In a shaker half filled with ice cubes, combine the vodka, gin, rum, tequila, lemon juice, and sugar. Shake well and strain into a Collins glass almost filled with ice cubes. Add the cola and stir well. Garnish with lemon slice and cocktail umbrella if you’re feeling frisky.

White Russian - Cocktail #4

White Russian (homage a Lebowski), oil on panel, 15 in. x 10 in.   SOLD

Birth date: 1965

Origin: Unknown

In the summer of 2000, Laura and I made an impossible cultural leap by leaving New York City and moving to a blueberry farm in Northwest Indiana. The “off the grid” environment incubated one of our most creatively prolific periods. When the nights got cooler we’d mix up White Russians and burn old drawings in a large fire pit outside our back door. We were simply two people, newly in love, all alone, discovering one another. To this day, whenever I have a White Russian the images of those nights flood back to me and make me smile.

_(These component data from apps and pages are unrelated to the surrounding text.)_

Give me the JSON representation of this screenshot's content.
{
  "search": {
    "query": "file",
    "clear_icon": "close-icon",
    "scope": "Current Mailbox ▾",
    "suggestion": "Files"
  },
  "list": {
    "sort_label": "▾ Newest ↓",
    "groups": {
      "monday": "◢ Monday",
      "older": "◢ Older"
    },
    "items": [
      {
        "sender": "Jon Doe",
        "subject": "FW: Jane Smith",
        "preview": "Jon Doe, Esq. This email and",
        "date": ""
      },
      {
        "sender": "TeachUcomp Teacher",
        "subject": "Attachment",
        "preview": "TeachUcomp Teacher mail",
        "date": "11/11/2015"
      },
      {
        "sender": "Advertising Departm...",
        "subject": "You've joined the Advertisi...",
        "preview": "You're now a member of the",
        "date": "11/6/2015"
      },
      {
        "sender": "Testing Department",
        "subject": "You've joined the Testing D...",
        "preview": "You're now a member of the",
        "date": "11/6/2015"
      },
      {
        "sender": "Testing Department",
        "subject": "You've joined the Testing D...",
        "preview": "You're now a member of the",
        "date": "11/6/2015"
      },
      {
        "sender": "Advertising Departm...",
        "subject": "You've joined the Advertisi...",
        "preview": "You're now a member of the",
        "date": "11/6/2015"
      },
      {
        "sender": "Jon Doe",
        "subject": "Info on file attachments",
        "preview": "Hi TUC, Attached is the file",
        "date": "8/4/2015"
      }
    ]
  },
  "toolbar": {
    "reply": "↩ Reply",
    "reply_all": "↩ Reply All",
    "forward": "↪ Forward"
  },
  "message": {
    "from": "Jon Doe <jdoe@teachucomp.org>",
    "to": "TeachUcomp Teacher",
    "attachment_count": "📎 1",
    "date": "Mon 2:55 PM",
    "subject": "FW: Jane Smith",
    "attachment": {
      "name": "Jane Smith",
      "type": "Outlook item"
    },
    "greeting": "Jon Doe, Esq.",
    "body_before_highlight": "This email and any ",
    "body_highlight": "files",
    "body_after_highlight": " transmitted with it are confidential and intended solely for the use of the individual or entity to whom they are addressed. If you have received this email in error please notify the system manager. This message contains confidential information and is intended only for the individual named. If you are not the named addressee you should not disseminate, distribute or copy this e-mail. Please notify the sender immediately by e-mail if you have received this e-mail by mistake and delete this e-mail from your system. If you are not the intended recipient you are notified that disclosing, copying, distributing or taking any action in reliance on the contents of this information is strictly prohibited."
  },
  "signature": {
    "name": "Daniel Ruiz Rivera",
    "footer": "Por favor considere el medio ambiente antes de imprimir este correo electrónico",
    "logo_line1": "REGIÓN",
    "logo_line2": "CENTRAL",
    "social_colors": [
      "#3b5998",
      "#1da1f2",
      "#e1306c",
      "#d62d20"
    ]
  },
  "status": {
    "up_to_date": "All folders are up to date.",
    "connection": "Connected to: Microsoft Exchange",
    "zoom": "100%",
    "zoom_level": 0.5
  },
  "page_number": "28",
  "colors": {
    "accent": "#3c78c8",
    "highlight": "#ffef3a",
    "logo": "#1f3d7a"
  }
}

Laura watching the sunset and enjoying a White Russian (August 2000)

  • 1 ½ oz. Vodka
  • 1 oz. Kahlua coffee liqueur
  • 1 oz. cream
In a shaker half filled with ice cubes, combine the vodka and Kahlua. Shake well and strain into an old-fashioned glass almost filled with ice cubes. Layer the cream into the glass by pouring over the back of a bar spoon.

Manhattan - Cocktail #3

Manhattan, oil on panel, 15in. x 10in.  SOLD
Birth date: Early 1870's

Origin: Manhattan Club, New York City

The Manhattan, the "King of Cocktails", is an undisputed heavyweight champion of the cocktail world. Don't be frightened, this drink is a smooth and polished blend of wonderful. I mixed this Manhattan using Widow Jane Rye Whiskey, produced at Cacao Prieto in Red Hook, Brooklyn. This whiskey is dear to me because Layton Cutler, my brother, is the distiller there. The Manhattan comes in three traditional variations, the "original", the "dry," and the "perfect."

Recipe (Original Manhattan):
  • 2 oz. Rye or Canadian Whiskey
  • 1 oz. Sweet Vermouth*
  • 1 dash of Bitters
  • 1 Maraschino Cherry
In a mixing glass half filled with ice cubes, combine the whiskey, vermouth, and bitters. Stir well and strain into a cocktail or old-fashioned glass. Garnish with the maraschino cherry.

*For a Dry Manhattan substitute 1 oz. of dry vermouth for the sweet vermouth, and for a Perfect Manhattan use ½ oz. of dry vermouth and ½ oz. of sweet vermouth.

Layton (my brother) distilling at Cacao Prieto

Margarita - Cocktail #2

Margarita, oil on panel, 15 in. x 10 in.  SOLD

Birth date:  Late 1930’s – Early 1940’s

Origin:  Unknown

The Margarita was the drink of choice for Beat Generation icon, Jack Kerouac. A literary cult hero, he authored On the Road, a book that changed, shaped, and gave voice to a whole generation. Mr. Kerouac's favorite drinking hole in New York City was the White Horse Tavern. He was bounced from the place so often that they scrawled above the urinals “Jack, Go Home!" The tavern still operates at Hudson and 11th Street.

Jack Kerouac with pipe and cocktail

"My fault, my faliure, is not the passions I have, but in my lack of control of them."
                 -Jack Kerouac
White Horse Tavern, NYC (today)

  • 2 oz. - Tequila
  • 1 oz. - Triple Sec (Cointreau)
  • 1 ½ oz. - Lime Juice
  • Lime Wedge
Shake all ingredients with ice and strain into a salt-rimmed margarita glass. Garnish with the lime wedge.